What you need to do
From the entries that follow, report every line in which "Student" occurs.

Data shown

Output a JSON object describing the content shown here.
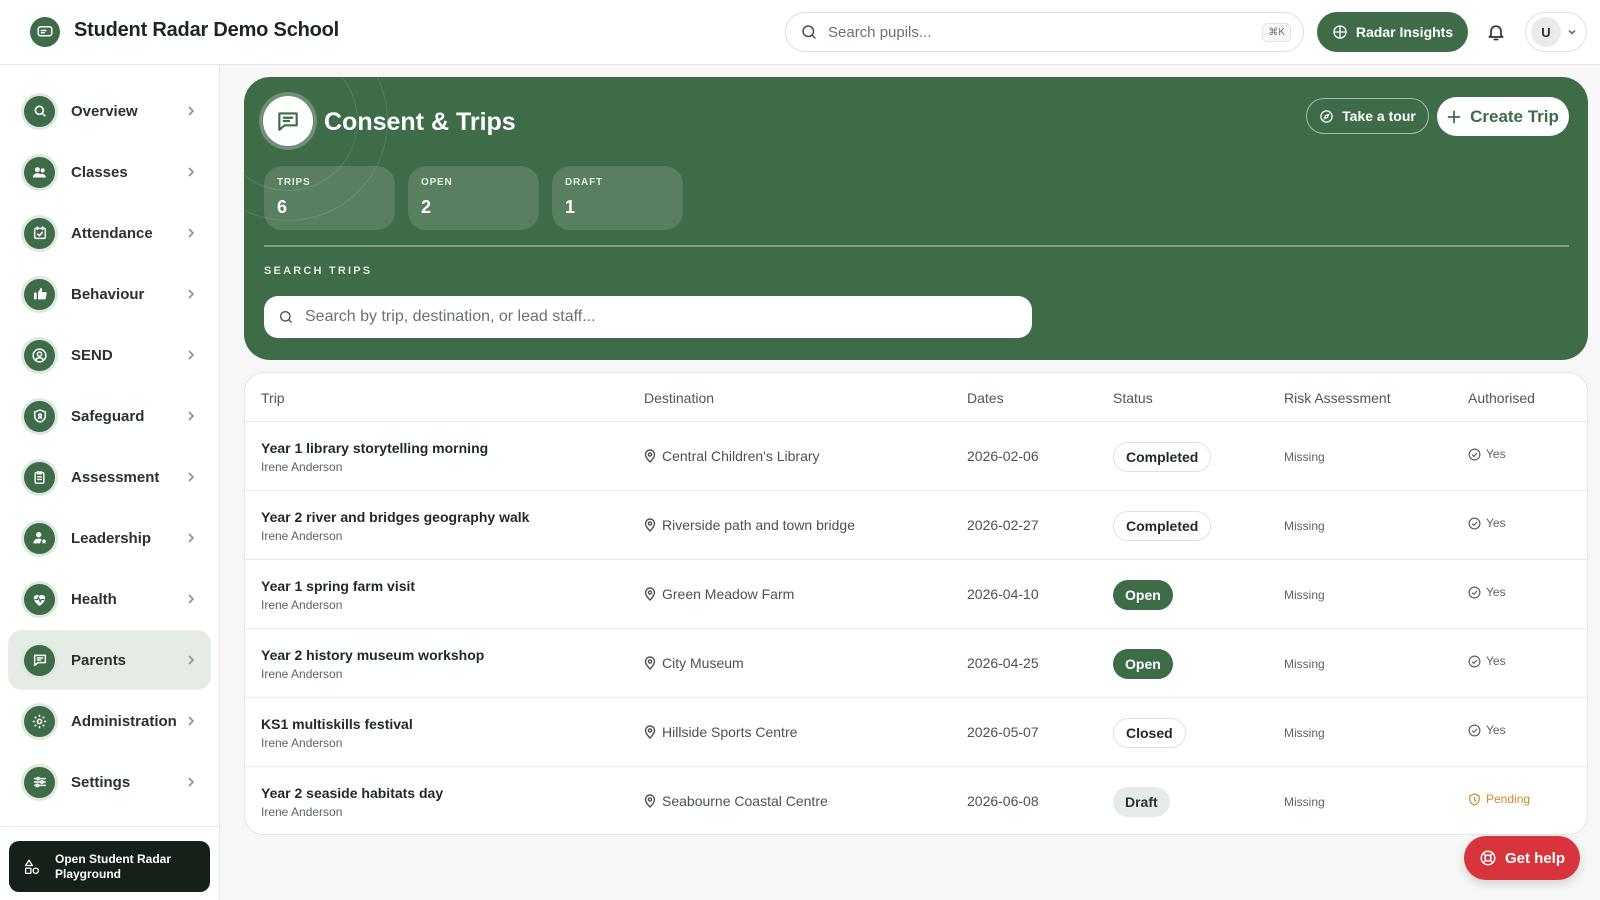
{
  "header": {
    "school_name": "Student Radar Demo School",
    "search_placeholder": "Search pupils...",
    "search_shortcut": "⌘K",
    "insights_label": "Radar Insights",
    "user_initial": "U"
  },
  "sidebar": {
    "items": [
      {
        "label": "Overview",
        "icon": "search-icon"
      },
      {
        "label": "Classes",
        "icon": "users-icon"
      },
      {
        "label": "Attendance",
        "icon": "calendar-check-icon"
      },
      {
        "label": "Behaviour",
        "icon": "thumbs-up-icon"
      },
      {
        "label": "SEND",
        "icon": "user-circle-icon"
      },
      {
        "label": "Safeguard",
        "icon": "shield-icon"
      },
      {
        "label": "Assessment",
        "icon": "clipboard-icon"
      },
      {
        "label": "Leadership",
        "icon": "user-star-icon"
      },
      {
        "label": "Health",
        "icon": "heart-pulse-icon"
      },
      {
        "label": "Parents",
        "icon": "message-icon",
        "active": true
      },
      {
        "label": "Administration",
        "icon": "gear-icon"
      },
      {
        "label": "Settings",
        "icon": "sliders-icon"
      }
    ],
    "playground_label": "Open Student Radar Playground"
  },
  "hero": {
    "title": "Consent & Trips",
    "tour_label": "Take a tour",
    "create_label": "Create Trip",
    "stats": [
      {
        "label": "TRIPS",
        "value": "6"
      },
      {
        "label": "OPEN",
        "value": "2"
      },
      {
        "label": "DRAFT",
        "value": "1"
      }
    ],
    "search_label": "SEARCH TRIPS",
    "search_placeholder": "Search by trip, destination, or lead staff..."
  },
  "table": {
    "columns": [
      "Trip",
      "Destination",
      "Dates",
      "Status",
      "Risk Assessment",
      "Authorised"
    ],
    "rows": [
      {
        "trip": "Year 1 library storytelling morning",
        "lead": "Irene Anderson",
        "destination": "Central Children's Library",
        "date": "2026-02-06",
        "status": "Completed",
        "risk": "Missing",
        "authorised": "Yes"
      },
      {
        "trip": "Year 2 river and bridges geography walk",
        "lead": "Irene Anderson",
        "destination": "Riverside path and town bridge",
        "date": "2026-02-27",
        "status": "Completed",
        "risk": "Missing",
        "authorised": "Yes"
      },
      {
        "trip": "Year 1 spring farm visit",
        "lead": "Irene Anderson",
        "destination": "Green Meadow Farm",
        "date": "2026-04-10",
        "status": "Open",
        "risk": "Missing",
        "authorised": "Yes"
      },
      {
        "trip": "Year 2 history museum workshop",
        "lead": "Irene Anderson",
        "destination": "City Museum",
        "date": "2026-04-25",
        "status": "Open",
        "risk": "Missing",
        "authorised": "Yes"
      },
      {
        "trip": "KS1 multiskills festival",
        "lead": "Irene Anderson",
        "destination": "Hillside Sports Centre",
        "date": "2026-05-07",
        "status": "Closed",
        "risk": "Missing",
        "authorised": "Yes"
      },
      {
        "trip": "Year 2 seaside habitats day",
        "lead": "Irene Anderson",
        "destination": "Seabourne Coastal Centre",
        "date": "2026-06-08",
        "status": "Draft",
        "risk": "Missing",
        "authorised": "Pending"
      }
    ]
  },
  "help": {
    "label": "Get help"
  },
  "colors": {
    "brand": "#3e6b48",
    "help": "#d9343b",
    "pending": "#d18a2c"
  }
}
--
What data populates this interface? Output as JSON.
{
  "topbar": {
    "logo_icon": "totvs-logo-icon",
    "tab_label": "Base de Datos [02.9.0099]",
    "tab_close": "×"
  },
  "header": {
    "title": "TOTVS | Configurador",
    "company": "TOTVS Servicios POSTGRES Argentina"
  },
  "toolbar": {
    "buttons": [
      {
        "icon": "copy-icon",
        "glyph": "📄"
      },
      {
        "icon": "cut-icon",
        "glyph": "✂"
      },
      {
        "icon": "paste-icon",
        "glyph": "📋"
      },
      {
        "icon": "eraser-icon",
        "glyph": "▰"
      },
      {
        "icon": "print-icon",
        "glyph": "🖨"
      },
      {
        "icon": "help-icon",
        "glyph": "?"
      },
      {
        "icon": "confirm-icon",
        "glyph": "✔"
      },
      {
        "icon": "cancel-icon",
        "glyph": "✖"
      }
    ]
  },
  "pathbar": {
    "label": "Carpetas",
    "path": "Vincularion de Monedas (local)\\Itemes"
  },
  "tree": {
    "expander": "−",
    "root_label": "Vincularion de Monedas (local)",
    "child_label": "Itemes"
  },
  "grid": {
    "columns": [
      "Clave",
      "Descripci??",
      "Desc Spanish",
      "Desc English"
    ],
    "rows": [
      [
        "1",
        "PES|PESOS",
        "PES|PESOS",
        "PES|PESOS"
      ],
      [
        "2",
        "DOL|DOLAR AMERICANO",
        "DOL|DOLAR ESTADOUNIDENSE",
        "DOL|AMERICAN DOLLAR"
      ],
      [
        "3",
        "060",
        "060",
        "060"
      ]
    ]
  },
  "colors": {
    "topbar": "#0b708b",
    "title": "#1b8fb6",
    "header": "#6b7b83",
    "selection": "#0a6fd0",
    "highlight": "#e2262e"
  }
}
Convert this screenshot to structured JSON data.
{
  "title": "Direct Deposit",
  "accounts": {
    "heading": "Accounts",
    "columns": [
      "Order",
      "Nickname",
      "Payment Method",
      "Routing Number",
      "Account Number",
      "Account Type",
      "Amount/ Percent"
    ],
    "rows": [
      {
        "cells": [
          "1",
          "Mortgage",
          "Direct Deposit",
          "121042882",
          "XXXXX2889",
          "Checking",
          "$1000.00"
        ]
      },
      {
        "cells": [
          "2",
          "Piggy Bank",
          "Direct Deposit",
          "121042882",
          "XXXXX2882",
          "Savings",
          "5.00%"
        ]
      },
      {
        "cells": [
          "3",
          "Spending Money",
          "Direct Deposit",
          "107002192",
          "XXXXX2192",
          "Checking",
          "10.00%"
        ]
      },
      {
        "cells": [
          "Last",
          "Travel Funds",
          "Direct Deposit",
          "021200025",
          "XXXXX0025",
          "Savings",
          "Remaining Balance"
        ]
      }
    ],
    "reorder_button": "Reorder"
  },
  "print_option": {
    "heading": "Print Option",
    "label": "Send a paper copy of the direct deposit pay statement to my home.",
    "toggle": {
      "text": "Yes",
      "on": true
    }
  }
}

Answer space
    "school_name": "Student Radar Demo School",
    "playground_label": "Open Student Radar Playground"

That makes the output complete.